Information shown:
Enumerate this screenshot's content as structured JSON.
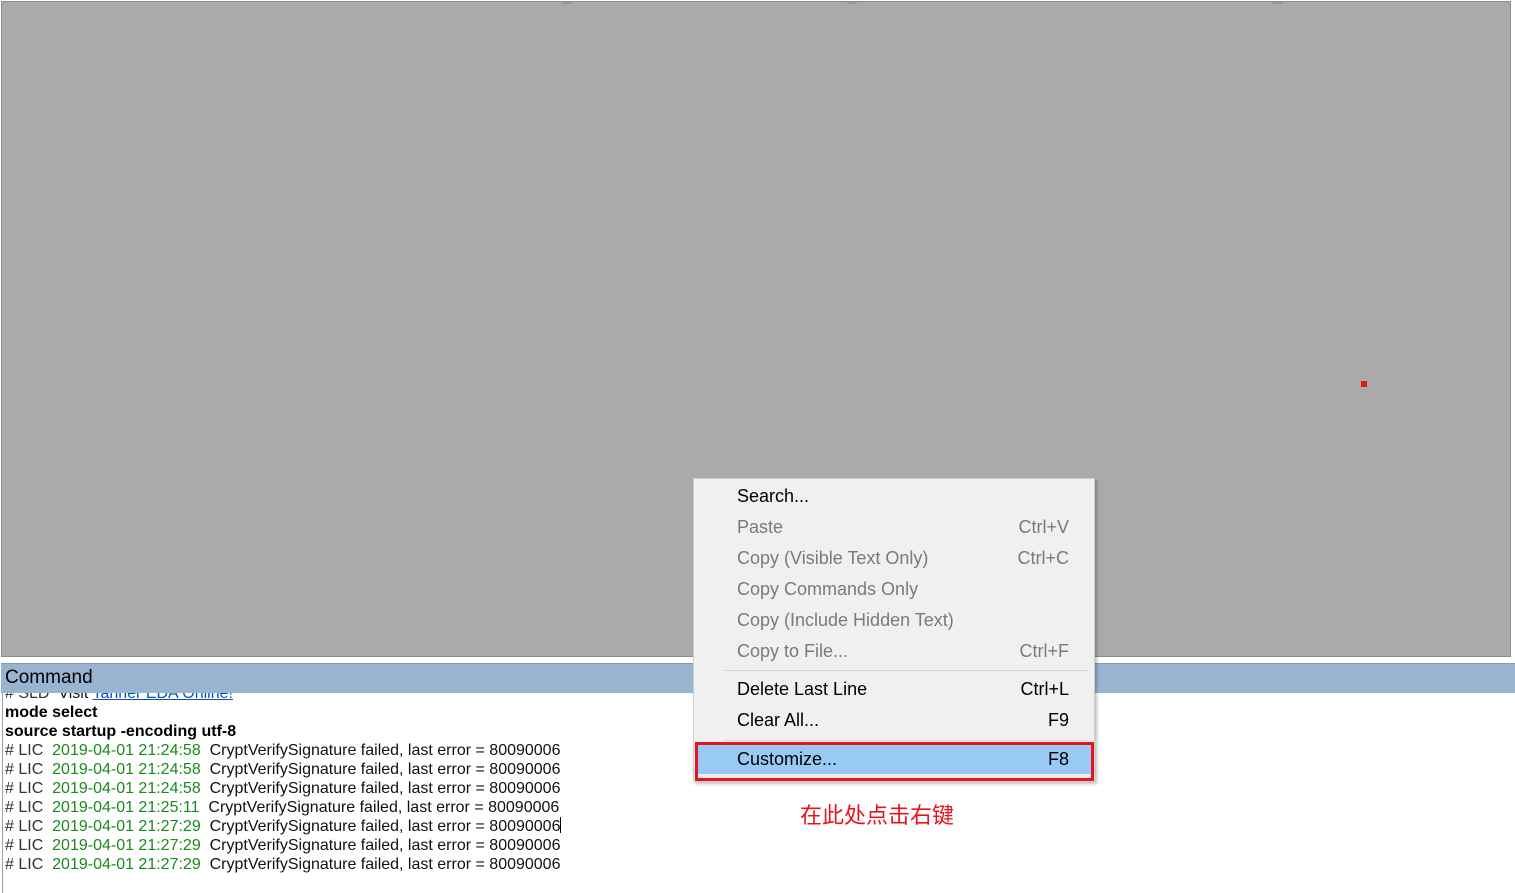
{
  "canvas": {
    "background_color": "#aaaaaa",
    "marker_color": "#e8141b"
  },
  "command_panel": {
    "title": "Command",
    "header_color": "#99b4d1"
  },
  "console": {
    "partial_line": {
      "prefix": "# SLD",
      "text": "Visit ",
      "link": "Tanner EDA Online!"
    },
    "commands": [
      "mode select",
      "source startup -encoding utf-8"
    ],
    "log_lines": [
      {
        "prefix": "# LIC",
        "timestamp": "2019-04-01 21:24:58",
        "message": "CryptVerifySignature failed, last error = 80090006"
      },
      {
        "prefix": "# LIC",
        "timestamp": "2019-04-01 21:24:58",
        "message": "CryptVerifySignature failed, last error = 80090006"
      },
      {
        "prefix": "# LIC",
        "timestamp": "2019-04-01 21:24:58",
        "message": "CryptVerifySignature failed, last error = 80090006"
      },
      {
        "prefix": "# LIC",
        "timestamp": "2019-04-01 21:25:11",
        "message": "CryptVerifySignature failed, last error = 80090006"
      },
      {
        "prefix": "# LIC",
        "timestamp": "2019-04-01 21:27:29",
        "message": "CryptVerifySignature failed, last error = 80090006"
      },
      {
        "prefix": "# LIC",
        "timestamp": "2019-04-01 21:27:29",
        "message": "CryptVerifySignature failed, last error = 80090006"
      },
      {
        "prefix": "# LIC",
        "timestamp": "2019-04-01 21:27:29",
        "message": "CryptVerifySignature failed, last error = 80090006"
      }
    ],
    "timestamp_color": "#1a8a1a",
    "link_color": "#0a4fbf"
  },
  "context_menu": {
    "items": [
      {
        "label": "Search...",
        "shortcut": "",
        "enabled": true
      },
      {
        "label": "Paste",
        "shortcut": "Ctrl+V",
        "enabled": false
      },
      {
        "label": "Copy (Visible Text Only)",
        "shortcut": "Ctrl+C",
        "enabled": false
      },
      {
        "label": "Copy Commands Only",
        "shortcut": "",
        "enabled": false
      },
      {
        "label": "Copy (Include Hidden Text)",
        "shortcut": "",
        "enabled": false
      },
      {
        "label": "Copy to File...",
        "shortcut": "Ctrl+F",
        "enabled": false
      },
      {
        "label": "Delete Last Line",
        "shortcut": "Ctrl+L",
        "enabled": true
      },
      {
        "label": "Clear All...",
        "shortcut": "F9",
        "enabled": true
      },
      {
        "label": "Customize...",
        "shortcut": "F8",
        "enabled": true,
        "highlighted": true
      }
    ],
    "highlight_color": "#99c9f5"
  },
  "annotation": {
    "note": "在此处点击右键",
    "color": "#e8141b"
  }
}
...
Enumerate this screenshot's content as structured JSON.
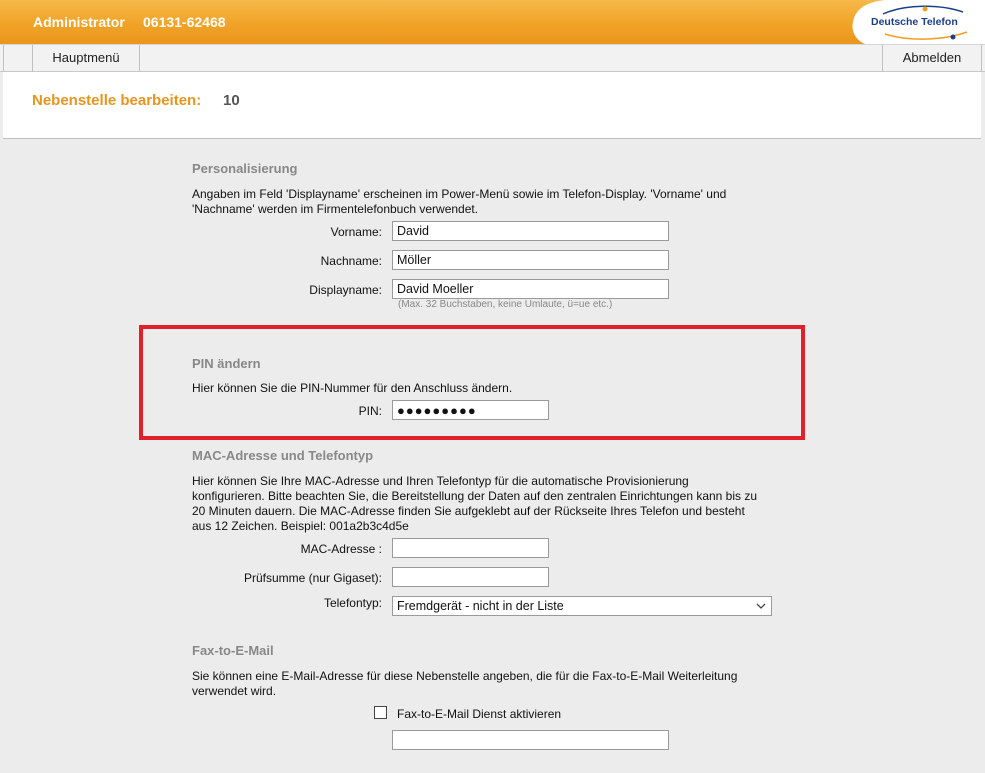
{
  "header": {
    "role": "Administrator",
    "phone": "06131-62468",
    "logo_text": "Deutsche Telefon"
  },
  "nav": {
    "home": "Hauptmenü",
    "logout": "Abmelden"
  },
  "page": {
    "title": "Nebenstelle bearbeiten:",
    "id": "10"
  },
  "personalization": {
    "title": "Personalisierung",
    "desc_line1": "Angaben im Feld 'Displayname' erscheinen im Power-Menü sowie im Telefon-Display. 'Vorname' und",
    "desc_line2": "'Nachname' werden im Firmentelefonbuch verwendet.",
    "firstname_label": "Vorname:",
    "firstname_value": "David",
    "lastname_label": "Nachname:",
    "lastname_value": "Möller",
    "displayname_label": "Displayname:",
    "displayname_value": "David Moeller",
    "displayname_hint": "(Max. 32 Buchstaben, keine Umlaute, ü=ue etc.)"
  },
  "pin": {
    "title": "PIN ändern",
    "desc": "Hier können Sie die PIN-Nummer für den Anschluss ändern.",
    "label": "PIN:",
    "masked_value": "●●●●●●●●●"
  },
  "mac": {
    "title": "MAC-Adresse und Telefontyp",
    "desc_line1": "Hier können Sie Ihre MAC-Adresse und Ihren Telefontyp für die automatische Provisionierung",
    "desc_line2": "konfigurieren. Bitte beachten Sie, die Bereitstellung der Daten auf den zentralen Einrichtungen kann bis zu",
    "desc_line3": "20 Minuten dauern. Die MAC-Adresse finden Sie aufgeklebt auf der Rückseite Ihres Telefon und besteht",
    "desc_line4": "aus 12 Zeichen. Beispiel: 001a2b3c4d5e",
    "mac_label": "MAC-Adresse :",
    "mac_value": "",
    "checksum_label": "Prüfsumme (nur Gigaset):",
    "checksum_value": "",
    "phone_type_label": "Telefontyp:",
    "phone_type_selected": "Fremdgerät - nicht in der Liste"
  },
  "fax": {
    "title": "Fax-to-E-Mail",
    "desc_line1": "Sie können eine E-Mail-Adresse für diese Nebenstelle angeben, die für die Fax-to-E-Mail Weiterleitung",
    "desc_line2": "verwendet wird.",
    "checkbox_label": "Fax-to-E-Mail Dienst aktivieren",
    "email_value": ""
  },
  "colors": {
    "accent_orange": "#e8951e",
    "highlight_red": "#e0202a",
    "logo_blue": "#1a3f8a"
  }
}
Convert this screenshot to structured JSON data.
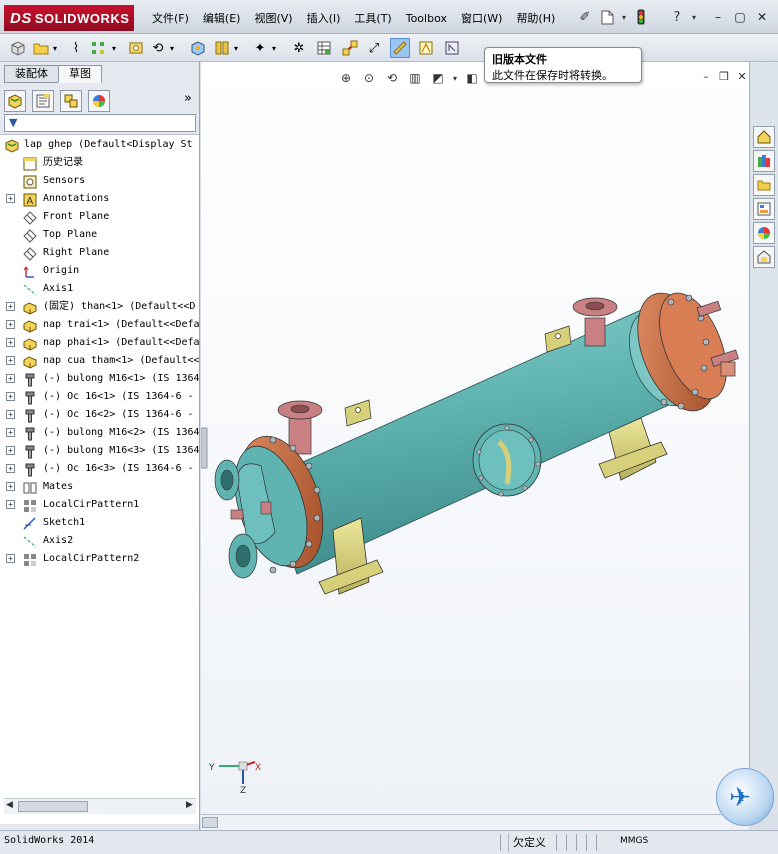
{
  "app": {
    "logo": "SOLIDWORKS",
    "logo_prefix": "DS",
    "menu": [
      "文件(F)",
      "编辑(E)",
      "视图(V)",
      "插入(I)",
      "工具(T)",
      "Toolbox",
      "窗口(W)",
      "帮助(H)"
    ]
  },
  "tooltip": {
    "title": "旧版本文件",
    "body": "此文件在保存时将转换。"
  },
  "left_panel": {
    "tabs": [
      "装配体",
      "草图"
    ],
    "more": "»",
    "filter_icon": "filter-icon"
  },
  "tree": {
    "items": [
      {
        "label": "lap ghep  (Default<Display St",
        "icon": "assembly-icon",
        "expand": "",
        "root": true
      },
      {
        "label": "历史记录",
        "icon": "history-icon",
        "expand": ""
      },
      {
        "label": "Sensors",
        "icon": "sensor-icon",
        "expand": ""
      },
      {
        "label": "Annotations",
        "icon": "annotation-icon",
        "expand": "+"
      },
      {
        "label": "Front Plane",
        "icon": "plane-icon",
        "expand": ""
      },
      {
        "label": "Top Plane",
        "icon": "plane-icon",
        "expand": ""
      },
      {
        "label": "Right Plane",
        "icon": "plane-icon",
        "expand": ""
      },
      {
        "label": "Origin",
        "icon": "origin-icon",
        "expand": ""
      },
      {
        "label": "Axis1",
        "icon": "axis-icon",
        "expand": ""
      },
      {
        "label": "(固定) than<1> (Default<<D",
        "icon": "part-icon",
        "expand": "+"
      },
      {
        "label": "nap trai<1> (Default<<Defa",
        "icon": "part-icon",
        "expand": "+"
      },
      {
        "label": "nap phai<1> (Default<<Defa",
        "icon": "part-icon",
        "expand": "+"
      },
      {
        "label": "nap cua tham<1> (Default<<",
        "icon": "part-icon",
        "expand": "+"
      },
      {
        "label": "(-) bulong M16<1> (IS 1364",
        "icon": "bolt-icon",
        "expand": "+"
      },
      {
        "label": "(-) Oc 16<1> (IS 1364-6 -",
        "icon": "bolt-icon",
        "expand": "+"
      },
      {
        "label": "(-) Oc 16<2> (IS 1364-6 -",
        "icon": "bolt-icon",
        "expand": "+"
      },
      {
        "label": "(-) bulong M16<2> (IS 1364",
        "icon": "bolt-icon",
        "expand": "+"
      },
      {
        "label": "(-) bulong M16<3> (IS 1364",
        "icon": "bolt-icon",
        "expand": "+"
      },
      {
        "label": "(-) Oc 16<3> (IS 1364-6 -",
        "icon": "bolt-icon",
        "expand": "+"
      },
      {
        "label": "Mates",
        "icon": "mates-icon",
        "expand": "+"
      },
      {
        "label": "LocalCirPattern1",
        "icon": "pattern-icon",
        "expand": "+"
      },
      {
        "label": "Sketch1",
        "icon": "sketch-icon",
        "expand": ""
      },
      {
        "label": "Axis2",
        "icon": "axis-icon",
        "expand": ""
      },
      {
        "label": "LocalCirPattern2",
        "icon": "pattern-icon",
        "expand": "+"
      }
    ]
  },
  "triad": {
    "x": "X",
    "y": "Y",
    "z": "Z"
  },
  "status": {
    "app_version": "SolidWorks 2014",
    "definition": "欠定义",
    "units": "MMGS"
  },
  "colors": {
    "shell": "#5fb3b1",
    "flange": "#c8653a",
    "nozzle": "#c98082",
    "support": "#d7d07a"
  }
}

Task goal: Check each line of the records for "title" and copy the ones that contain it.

Result of the task:
    "title": "Command",
    "title": "Nebenstelle bearbeiten:",
    "title": "Personalisierung",
    "title": "PIN ändern",
    "title": "MAC-Adresse und Telefontyp",
    "title": "Fax-to-E-Mail",
    "title": "旧版本文件",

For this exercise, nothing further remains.